Part of the deal was that they paid £60 in cash to guarantee the right to purchase another piece of property that they could immediately occupy in five years. Interest on the remaining £50 was at six per cent per year.

“The site was low and swampy, covered with scrub oak and poplar,” wrote George F. Reynolds in the MHS Transactions article, The Man Who Created the Corner of Portage and Main, “... In the eyes of the old settlers, the worst feature was the distance from the Red River. ‘Nobody in their right mind,’ they said, would even think of building over a quarter of a mile from the river, at that time the only source of water.”

But McKenney was undeterred by the laughing arising from skeptical residents and built a wooden structure that Reynolds called a “ghastly example of Red River Primitive.” The hip roof of the structure earned it the nickname “Noah’s Ark.”

“The house (structure) was a long two storey building,” wrote Joseph James Hargrave in his book, Red River, which was published in 1871, “80 feet long by 24 feet wide by 22 feet high, the ground flat of which was lighted by two large windows which, with the door, occupied one end, while the sides were windowed only in the top storey, which was used as a dwelling house ...

“The house was erected in a particularly isolated spot and the hurricanes which sometimes blow across the plains, it was then imagined, would beat against the broad sides of the slightly-built edifice with such force as would reduce it to native timbers.”

Even then, what would become Portage and Main was noted as being the windiest corner in the settlement.

At the time, McKenney said he wanted the store’s corner jutting out into the Main Trail to become the central hub of settlement from which roads would branch out like the spokes of a wheel. The Assiniboia Council gave their approval to McKenney’s vision by surveying a right-of-way for a street measuring 66 feet from the south end of McKenney’s property to serve as a central point for the 132-foot wide future Portage Avenue.

By 1869, 33 buildings had clustered around the corner. The store McKenney established stood for 25 years and was finally demolished in 1887. Despite his significance to Winnipeg as the creator of the corner of Portage and Main, no city street is named after Henry McKenney.
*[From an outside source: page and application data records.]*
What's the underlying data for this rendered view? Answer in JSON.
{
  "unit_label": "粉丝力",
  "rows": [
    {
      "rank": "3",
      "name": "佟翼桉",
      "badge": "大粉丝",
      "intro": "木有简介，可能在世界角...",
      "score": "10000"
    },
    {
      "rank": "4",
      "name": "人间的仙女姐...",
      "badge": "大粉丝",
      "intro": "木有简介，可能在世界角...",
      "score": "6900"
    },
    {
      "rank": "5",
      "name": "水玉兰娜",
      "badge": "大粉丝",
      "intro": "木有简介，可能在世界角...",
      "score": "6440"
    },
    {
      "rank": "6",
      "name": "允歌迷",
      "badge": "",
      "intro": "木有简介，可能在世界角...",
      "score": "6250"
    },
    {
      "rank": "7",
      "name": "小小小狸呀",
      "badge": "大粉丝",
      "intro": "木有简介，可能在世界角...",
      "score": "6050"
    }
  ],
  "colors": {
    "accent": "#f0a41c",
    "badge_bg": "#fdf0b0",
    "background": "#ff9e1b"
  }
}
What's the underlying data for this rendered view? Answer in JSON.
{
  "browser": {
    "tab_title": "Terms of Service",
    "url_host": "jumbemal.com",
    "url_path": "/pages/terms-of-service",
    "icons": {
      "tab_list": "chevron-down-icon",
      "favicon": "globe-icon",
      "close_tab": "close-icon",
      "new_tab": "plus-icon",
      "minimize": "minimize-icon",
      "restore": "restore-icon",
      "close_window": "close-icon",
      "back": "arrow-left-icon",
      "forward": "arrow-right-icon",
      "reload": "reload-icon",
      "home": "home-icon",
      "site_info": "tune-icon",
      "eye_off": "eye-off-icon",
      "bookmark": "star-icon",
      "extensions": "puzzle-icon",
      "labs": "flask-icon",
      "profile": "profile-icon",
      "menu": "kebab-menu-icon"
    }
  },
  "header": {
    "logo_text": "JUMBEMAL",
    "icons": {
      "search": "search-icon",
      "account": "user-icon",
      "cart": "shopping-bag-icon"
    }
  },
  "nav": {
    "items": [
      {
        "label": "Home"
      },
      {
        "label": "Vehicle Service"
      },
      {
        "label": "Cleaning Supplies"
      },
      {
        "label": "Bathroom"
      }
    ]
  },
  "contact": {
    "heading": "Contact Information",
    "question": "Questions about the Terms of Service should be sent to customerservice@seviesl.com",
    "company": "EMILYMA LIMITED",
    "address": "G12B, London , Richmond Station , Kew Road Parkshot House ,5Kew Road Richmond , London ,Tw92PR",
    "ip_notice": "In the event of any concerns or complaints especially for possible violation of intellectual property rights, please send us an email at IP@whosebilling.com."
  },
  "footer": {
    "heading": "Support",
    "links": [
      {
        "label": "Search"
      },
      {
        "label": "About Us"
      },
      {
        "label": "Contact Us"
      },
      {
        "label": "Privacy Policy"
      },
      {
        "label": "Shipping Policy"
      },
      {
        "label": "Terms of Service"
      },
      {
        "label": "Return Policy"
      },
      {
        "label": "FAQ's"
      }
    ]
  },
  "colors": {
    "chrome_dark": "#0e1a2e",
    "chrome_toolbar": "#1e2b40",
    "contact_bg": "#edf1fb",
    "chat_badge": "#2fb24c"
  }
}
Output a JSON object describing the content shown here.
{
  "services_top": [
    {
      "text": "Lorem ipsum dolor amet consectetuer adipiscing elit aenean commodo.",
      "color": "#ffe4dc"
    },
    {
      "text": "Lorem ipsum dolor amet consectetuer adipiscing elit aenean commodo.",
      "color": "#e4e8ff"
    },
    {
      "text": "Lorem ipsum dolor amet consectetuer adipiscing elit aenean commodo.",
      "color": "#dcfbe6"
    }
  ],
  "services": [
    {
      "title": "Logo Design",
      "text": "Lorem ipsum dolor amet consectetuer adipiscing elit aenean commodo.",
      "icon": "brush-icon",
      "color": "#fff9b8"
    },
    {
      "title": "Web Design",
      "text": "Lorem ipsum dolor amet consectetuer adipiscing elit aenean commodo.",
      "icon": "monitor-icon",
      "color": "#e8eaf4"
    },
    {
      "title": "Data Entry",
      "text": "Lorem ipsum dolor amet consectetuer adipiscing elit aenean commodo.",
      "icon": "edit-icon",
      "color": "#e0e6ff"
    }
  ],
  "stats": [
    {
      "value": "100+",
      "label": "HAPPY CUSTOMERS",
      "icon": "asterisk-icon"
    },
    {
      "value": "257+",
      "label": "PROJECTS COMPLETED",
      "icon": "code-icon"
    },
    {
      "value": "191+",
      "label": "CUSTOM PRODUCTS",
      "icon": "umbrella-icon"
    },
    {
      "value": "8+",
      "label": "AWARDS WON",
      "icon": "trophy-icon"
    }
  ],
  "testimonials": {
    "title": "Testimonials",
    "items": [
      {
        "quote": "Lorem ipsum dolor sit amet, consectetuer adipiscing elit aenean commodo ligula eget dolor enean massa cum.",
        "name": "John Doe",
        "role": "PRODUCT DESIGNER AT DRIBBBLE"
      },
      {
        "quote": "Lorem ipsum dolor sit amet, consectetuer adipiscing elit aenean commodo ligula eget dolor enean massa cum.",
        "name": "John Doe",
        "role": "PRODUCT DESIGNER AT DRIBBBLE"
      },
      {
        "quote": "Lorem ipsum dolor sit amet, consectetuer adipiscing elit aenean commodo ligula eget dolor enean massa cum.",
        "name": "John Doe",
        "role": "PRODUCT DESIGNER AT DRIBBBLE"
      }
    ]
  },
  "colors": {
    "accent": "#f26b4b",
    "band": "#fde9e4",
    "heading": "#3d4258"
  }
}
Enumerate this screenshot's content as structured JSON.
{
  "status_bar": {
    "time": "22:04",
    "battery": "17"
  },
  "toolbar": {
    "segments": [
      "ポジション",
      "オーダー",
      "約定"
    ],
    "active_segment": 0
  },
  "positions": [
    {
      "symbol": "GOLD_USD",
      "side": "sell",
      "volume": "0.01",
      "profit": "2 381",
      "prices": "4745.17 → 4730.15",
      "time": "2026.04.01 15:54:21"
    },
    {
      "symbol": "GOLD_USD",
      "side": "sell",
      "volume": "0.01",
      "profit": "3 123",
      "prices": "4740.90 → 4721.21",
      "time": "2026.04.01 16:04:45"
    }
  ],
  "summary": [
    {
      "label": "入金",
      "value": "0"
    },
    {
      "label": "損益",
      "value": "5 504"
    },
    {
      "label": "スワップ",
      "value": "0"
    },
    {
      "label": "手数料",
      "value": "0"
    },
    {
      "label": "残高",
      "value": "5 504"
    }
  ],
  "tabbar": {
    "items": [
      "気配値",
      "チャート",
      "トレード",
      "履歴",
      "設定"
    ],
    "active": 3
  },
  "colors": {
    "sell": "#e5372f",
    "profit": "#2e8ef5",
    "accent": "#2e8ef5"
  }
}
Apparently, McKenney alienated enough important people, including his politician half-brother John Schultz, that he was conveniently forgotten in later years as the creator of Winnipeg’s most famous corner.

The city’s 50-year lease deals with private developers in order to open an underground concourse, linking shopping malls under the four corner properties and to permanently close the pedestrian crossings at the intersection, expires in 2019.

What future shape the corner will take is still speculative, but shouldn’t Times Square North — where the big lights would inspire you — be one of the options at the top of the list?